(3) In both the July 31 post and another dated August 1, 2012, Sloan asks if I am going to inform my readers about information he has reported regarding his brother's death. I've referred to Sloan's writings a number of times, but I've never made it my aim to report everything he writes about Major's death. For one thing, I'm not sure how much Sloan knows about the case; he lives in Key West, Florida, almost 1,000 miles from Birmingham, and it appears he and Major had been more or less estranged for several years. For another, I have no idea about the accuracy of certain items Sloan reports as fact; after all, this is a guy who says he talks to angels, so that doesn't help his credibility as a news source. For another, Sloan does not strike me as terribly objective about the case; he seems invested in the official finding of suicide, even though it is weak (at best) or deeply flawed (at worst). Finally, folks who are interested in Sloan's take on things can go directly to his blog--and I've provided the links above; there is no reason for me to repeat everything here.
* Corporate Matters Vs. Estate Matters--Both Sloan and I have reported on matters surrounding the Bashinsky family in the days and months leading up to Major's disappearance and death. In his July 31 post, Sloan addresses a possible murder scenario and notes a letter that was attached to Major's body at the scene. In all caps, he writes:

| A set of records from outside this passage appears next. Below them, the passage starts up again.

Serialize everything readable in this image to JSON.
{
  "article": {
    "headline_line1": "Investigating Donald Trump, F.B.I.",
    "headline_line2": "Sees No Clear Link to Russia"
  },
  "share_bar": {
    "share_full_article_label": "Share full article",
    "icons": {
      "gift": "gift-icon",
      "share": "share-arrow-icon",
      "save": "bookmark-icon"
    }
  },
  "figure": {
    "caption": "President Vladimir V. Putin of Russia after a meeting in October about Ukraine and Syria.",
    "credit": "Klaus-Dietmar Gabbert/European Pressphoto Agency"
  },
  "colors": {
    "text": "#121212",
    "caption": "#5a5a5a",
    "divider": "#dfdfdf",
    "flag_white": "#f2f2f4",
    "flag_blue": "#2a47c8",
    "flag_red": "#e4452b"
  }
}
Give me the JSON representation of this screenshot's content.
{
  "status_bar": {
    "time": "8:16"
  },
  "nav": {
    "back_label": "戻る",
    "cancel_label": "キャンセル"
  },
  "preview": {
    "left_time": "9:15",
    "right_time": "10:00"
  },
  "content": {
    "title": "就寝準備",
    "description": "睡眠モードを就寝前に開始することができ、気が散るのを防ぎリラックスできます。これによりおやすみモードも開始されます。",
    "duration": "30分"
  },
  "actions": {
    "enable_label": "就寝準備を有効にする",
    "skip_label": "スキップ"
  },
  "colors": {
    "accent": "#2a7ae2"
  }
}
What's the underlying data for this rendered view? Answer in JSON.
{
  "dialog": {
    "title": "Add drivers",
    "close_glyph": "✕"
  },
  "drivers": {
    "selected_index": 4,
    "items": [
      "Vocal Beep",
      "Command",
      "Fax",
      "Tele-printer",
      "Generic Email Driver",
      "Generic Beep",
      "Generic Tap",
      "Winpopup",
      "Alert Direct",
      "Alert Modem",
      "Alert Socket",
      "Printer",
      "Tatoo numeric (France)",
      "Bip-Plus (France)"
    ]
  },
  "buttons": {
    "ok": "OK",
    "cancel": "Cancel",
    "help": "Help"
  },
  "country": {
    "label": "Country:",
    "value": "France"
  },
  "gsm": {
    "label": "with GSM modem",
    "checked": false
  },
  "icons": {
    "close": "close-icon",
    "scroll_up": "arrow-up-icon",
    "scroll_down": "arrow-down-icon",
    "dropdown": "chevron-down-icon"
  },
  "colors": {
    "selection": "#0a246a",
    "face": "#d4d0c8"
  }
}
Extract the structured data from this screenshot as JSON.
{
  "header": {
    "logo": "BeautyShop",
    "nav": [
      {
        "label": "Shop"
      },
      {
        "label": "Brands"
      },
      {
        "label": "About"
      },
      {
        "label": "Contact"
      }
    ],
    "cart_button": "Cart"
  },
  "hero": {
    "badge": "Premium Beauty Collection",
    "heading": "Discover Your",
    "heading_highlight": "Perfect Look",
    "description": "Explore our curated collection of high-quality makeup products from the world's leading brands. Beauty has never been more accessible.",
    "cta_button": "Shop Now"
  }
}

IS THAT HOW YOU WOULD HAVE DONE IT, ROGER, IF YOU HAD WANTED TO BE SURE YOU GOT A WAY WITH IT? IS THAT HOW YOU WOULD HAVE DONE IT, TO MAKE A SURE EVERYONE KNEW MAJOR WAS MURDERED? IS THAT HOW YOU WOULD HAVE DONE IT, TO MAKE A POINT? TO TERRIFY PEOPLE RELATED TO MAJOR BY BLOOD OR MARRIAGE? TO PUSH THEM TO COMPLY WITH THE DEMAND IN THE TYPED THREAT LETTER IN THE BOTTLE ATTACHED BY ROPE TO MAJOR’S BODY – THAT THE COMPANY STOP PAYING OUT GOLDEN ENTERPRISE DIVIDENDS TO THE GREEDY BASHINSKYS AND GREEDY MANAGEMENT, AND KEEP THE DIVIDENDS IN THE COMPANY FOR THE HEALTH OF THE COMPANY AND ITS EMPLOYEES?
Not sure why he's addressing this to me because "what I would have done" is beside the point. But as you can see, Sloan focuses on issues at the family business, Golden Enterprises, the maker of Golden Flake snack foods.
I, meanwhile, have focused on a lawsuit styled Estate of Sloan Y. Bashinsky Sr., et al v. W&H Investments, et al, which reached a curious settlement just two days before Major disappeared. The case involved a possible accounting of some $37 million that the family patriarch, Sloan Bashinsky Sr., had invested in oil and gas wells. Court records indicate that the estate never received much of the information it sought, and it appears the investment firm engaged in serious stonewalling.
Why? Sloan Bashinsky Jr. doesn't seem interested in that question. I most certainly am interested, and we will return to those issues in upcoming posts.